Apr. 21: we reported that wealth in Africa is growing, that there is a large number of millionaires, that their number is growing very fast especially in East Africa, that from 2015 to 2016 the fastest growth in the number of millionaires was recorded in Addis Ababa, Dar es Salaam, Kampala and Nairobi, and that these four cities are expected to have the fastest growth in the number of millionaires over the next ten years.

This is pretty good news.

Apr. 23: the news of the day were predominantly good. Internet was restored in Cameroon ( ) , Malawi launched a comprehensive plan to fight wildlife crimes ( ), Mauritius was identified as the wealthiest African country on a per capita basis ( ), and it was reported that to solve its ongoing problems South Sudan was working on constitutional reforms ( ). There was every reason to be optimistic, until media reported that there was a terrorist alert in Dar es Salaam ( ).

Apr. 24: the news varies on a scale that goes from bad to utterly depressing. The fiscal deficit of Angola, Equatorial Guinea and Uganda is getting out of control and World Bank fears that it may derail their ability to make progress on their developmental path ( ); as mosquitos become drug-resistant, fighting malaria becomes increasingly harder ( ); electoral violence threatens Kenya and analysts fear that it may slow down its economy ( ). The worst news from the day came from South Sudan where the opposition claims that government forces are wiping out non-Dinka communities ( ).

Apr. 25: The news of the day was rather positive. Africa’s art scene is very dynamic ( ), African artists are getting global exposure ( ), and African governments plan to join the race to space as it may  yield developmental dividends ( ).

Apr. 26: Tanzania expels a UN diplomat ( ).

Apr. 27: The week ended with predominantly bad news.
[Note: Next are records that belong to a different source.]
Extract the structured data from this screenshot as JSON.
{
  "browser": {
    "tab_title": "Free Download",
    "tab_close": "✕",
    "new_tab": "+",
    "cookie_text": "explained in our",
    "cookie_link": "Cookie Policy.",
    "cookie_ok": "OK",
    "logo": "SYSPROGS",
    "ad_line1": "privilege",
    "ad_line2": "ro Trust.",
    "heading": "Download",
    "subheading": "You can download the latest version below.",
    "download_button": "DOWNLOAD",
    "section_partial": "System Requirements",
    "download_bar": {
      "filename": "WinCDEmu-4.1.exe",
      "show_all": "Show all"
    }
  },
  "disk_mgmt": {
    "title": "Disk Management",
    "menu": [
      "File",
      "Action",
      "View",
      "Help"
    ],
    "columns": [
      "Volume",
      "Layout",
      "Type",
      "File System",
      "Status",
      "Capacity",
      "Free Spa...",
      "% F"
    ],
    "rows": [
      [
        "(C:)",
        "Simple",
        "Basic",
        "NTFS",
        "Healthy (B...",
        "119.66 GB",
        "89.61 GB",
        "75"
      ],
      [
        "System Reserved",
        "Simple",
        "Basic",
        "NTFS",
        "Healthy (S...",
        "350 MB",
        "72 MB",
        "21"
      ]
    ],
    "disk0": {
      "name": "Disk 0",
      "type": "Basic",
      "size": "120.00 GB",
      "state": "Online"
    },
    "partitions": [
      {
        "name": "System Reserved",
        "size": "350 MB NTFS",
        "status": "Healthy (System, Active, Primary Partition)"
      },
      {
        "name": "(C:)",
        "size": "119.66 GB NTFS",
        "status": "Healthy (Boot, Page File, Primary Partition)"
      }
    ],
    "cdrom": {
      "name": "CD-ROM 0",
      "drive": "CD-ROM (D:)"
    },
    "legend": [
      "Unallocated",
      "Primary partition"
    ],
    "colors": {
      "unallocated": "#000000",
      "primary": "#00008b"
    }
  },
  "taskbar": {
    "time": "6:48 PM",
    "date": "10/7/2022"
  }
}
There are allegations that human rights are being violated in Zimbabwe ( ), South Africa denounces that former Zimbabwean soldiers are responsible for the wave of criminality that is sweeping the country ( ) and in South Sudan the freedom of the press, like in so many other African countries, is decreasing ( ). In Liberia a strange, so far unidentified, disease killed several people ( ).

Riccardo Pelizzo